It so turns out, that a nationwide uniform time act was still a year away from being enacted, and states and even portions of states either observed or didn’t observe daylight saving time. At that time, Wisconsin observed daylight saving time, and Minnesota did not. If you were heading to a restaurant in Wisconsin for supper, you’d have to leave an hour early to make your reservation. It was also very possible, if you lived on the border, to be able to make two appointments at the same time, if the first one happened to be in Wisconsin.

The antics didn’t stop there. Just days after that WCCO radio broadcast, you had an even better excuse for missing a bus or being late for work in Minneapolis and St. Paul. The two cities couldn’t agree when to start daylight saving time. Minnesota state law designated May 23rd as the day to turn clocks forward, but St. Paul’s City Council decided to make the move on May 9th instead, in line with the majority of the nation. Minneapolis decided to go by state law and fell an hour behind St. Paul on the second Sunday in May.

The hilarity of the situation wasn’t missed on the Minneapolis Star newspaper, as they wrote “Sewage rolled into the Minneapolis/St. Paul Sanitary District plant from St. Paul on daylight time, but left on standard time. If you called a cop, he arrived to take care of your problem on standard time. But if you needed a fireman, he showed up on daylight time. Two clocks were set up at the Northwest Orient Airlines registration desk to aid employees in informing passengers about flight times.
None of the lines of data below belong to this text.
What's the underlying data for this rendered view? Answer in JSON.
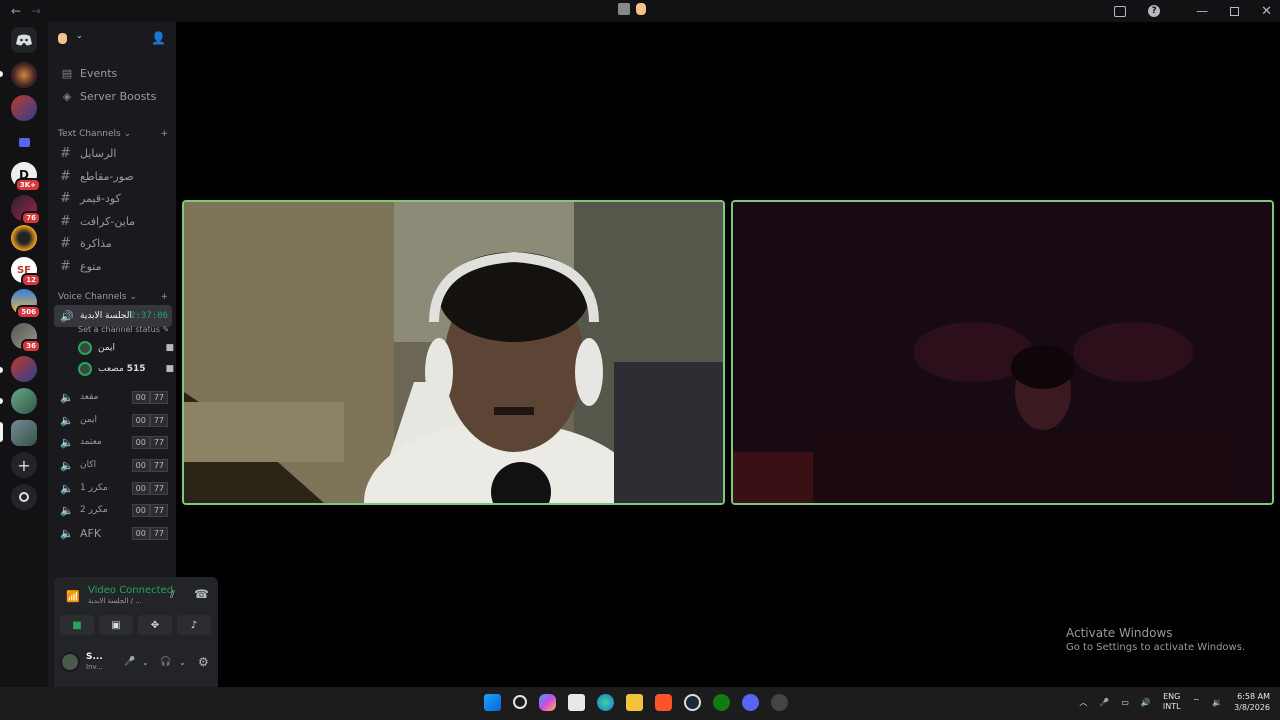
{
  "titlebar": {
    "back": "←",
    "forward": "→"
  },
  "sidebar": {
    "events": "Events",
    "boosts": "Server Boosts",
    "text_category": "Text Channels",
    "text_channels": [
      "الرسايل",
      "صور-مقاطع",
      "كود-قيمر",
      "ماين-كرافت",
      "مذاكرة",
      "متوع"
    ],
    "voice_category": "Voice Channels",
    "active_voice": {
      "name": "الجلسة الابدية",
      "timer": "2:37:06",
      "status": "Set a channel status"
    },
    "voice_users": [
      {
        "name": "ايمن"
      },
      {
        "name": "مصعب",
        "extra": "515"
      }
    ],
    "voice_channels": [
      {
        "name": "مقعد",
        "left": "00",
        "right": "77"
      },
      {
        "name": "ايمن",
        "left": "00",
        "right": "77"
      },
      {
        "name": "معتمد",
        "left": "00",
        "right": "77"
      },
      {
        "name": "اكان",
        "left": "00",
        "right": "77"
      },
      {
        "name": "1 مكرر",
        "left": "00",
        "right": "77"
      },
      {
        "name": "2 مكرر",
        "left": "00",
        "right": "77"
      },
      {
        "name": "AFK",
        "left": "00",
        "right": "77"
      }
    ]
  },
  "servers": {
    "badges": [
      "3K+",
      "76",
      "12",
      "506",
      "36"
    ]
  },
  "voice_panel": {
    "title": "Video Connected",
    "subtitle": "الجلسة الابدية / ...",
    "user": "S...",
    "user_status": "Inv..."
  },
  "activate": {
    "line1": "Activate Windows",
    "line2": "Go to Settings to activate Windows."
  },
  "tray": {
    "lang1": "ENG",
    "lang2": "INTL",
    "time": "6:58 AM",
    "date": "3/8/2026"
  }
}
Warren Phillips of the United Airlines desk said, ‘We just ask people what time it shows on their watch and give them directions according to that.'”
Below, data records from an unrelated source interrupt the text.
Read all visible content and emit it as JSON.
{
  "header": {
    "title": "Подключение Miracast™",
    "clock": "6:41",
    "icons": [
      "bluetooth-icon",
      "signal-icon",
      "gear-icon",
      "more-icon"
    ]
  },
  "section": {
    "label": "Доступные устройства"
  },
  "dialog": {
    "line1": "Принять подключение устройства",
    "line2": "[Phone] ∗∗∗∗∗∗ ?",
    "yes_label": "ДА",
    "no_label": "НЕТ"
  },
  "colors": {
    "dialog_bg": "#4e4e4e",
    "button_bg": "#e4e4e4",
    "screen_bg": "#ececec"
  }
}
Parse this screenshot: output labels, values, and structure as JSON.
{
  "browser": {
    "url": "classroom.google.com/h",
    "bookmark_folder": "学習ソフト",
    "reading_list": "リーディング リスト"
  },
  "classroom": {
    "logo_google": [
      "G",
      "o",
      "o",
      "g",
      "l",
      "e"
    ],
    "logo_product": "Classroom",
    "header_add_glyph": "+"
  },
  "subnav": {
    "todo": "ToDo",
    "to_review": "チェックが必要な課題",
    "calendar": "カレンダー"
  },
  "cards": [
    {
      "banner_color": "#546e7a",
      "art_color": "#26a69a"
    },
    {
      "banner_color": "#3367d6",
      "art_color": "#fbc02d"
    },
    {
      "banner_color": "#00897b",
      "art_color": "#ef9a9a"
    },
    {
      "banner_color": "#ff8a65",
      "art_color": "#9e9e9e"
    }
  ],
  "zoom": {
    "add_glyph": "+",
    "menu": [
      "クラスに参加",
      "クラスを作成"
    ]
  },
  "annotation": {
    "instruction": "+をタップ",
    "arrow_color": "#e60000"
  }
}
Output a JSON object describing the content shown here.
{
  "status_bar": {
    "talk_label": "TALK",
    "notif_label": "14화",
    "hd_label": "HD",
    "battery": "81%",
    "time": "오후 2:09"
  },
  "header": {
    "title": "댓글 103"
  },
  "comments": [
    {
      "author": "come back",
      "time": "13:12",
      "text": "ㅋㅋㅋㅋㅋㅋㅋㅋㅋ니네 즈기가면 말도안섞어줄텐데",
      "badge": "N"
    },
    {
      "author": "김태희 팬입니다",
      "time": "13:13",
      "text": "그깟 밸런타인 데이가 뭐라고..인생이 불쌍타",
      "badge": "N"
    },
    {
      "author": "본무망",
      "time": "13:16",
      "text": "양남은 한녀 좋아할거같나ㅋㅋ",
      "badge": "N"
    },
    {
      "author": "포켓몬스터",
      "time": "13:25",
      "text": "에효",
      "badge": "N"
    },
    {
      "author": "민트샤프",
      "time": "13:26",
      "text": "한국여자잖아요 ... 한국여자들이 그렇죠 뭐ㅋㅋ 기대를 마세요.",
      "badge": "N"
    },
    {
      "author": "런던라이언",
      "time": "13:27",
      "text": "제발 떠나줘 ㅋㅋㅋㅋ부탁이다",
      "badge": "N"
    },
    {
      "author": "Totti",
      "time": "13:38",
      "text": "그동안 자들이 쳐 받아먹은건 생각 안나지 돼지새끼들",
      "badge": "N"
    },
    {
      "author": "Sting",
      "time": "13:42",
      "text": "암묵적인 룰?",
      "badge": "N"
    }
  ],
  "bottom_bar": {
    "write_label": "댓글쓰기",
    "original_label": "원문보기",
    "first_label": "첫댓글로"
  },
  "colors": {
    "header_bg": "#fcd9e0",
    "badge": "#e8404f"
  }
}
Having perhaps forgotten that bit of history, the Minnesota legislature just this week is calling for the confusion to resume again…by breaking with federal standards, and once again considering staying with one time year-round. Instead of Minneapolis/St. Paul having 2 different times, it could be Duluth and Superior, Stillwater and Houlton, and LaCrescent and LaCrosse this time around.

If the absurdity of it all didn’t make you fall back in your chair, then rest assured at least your clocks will be. They’ll fall back, mostly on their own, tomorrow, November 7, 2021.

— Brian Klier, Rice County Skywarn (1965 Twin Cities Tornado Outbreak [WCCO AM 830 Coverage] Pt. 2)

It’s December 7th.

It was a sobering experience for Bethany and I to be on a ship in Pearl Harbor in February of 2013, but absolutely nothing compared to what people experienced here on today’s date in 1941. 9 quarts of oil still float to the water’s surface from the USS Arizona EACH DAY as a permanent reminder of the sacrifices made here 79 years ago. Bullet holes etched in the hangar glass on Ford Island are still visible today, telltale marks of the strafing from the Japanese Zeros. Let’s not forget the sacrifices military personnel and civilians made through World War II to lead our country and our allies to victory, allowing us all to continue to live the freedom we all take for granted from time to time.